Why did I embark on this project when I could have written this for a modern PIC or AVR MCU, which would be cheap enough and consume less power?
- I wanted to get back into the game and get up to speed with advances in MCU technology since I started decades ago. See my discourse in the next section.
- I have lots of chips of this era, pulled off PC motherboards. So I can take chances with them and not feel sad destroying something I bought.
- I wanted to do something substantial with these chips. There are a few pages on the Internet, for example DevSter and this video where people have got this MCU to work, and then were satisfied after getting LEDs to flash. The most complex one I saw ran a scrolling display.
- I wanted to push the envelope of these old chips and show that even with old technology you can achieve a low component count by design.
- I wanted to do something not run-of-the-mill. Anybody can wire up an Arduino to a serial display and write clock firmware in C. For this I needed to get low down with assembler and I already had most of the code from a previous project.
I believe constraints are good for learning to problem solve; they make you flex your mental muscles more.
Note that although I have designed a clock, the circuit can in fact be used for other purposes, it's all shaped by the firmware. You could make a metronome, a period timer or something else.
I will be putting logs of milestones in the log section and this details section will describe the results. So I may update the particulars if they change.
Advances in microcontrollers
This is my point of view and summarises the improvements since I began hacking hardware. After reviewing the history you may appreciate how much easier MCUs are to work with now compared to in the past. If you just want to see the project you can skip to the next section 8042 family.
Semiconductor logic technology
The original 8042 used NMOS logic. This was already an improvement over PMOS logic which required higher voltages so interfacing with TTL had become easier. However NMOS logic has now been supplanted by CMOS logic which contributes to some of the advantages below.
MCUs of that era drew tens of milliamps. This obviously limited battery operation. Nowadays MCUs can draw microamps in quiescent mode. So battery and solar cell operation become possible. Cue the rise of IoT devices. This partly offsets concerns about the power consumption of lots of these devices in consumer hands.

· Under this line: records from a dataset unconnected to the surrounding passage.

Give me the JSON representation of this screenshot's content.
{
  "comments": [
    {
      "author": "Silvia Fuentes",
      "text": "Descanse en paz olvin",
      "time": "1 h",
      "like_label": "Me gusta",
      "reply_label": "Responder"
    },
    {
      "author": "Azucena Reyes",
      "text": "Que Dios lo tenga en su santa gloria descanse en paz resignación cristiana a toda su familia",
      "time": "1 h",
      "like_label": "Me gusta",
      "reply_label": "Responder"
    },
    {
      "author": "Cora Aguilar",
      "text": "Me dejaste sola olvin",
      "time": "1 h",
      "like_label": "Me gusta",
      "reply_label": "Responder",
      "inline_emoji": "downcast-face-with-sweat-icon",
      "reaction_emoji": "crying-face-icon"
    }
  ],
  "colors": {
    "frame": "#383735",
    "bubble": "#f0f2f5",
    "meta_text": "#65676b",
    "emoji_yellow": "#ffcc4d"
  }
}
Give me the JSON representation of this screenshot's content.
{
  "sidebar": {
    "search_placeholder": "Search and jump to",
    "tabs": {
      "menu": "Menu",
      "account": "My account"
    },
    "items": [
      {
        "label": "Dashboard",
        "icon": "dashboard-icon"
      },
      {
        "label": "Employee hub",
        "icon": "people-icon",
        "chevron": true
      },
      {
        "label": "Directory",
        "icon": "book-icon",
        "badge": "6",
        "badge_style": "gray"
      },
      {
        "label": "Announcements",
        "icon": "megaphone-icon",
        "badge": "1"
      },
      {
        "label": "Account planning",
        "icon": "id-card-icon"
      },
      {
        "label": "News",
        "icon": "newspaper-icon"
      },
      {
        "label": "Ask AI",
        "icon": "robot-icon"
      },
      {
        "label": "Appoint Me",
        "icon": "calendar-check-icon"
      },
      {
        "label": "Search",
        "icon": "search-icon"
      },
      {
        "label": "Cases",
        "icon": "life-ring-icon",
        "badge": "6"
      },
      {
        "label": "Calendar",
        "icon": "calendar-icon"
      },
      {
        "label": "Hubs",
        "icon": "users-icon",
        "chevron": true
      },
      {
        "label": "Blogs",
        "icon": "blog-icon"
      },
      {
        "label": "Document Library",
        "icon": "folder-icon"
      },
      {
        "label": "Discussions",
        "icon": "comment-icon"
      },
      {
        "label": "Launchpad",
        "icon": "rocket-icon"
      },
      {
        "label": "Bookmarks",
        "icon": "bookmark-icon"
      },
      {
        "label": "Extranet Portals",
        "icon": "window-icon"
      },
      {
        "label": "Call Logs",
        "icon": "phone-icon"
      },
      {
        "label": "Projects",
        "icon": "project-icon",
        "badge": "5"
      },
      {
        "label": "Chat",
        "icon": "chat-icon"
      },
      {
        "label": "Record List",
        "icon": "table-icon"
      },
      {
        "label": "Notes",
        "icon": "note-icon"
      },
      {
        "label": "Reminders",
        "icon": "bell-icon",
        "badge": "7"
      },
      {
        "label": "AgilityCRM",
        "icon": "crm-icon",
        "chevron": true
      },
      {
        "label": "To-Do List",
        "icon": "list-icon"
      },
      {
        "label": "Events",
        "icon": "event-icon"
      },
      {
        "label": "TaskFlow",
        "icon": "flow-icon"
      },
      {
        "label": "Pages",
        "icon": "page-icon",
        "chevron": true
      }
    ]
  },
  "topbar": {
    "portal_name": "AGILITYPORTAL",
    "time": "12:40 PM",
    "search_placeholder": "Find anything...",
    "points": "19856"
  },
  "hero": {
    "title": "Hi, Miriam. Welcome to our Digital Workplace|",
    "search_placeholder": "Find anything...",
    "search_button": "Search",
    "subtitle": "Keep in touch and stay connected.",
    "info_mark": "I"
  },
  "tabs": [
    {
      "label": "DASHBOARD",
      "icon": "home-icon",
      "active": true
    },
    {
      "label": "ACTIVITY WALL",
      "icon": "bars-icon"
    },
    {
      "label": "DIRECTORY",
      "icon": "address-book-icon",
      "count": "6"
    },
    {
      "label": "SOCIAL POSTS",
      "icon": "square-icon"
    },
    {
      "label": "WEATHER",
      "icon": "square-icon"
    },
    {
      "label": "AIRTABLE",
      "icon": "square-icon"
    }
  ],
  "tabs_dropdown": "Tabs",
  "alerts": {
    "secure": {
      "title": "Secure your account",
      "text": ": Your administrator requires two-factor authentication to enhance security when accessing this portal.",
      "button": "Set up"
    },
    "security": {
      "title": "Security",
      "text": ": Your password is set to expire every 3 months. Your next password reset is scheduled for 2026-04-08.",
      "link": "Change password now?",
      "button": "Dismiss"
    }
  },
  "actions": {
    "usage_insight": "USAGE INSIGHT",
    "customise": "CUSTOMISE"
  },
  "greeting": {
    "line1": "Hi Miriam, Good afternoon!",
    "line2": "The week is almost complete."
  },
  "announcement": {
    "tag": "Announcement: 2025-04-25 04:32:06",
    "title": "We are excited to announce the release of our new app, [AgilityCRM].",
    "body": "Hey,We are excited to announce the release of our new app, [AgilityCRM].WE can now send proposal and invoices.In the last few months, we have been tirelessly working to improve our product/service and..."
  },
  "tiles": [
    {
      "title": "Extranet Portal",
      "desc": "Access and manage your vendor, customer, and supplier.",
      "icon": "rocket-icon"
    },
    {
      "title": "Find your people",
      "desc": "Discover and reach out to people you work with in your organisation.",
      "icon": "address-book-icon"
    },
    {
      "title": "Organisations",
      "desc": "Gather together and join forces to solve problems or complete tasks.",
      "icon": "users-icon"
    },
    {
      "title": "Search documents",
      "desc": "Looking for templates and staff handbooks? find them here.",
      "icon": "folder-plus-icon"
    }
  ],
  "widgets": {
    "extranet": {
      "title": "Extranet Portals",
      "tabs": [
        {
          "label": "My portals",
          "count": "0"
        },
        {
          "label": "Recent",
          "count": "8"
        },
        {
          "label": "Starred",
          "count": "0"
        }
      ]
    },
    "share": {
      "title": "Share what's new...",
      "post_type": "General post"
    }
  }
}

The MCUs of the past could only drive a small number of TTL unit loads, so interface chips were needed if you wanted to drive loads. Now MCUs are capable of driving higher currents...Read more »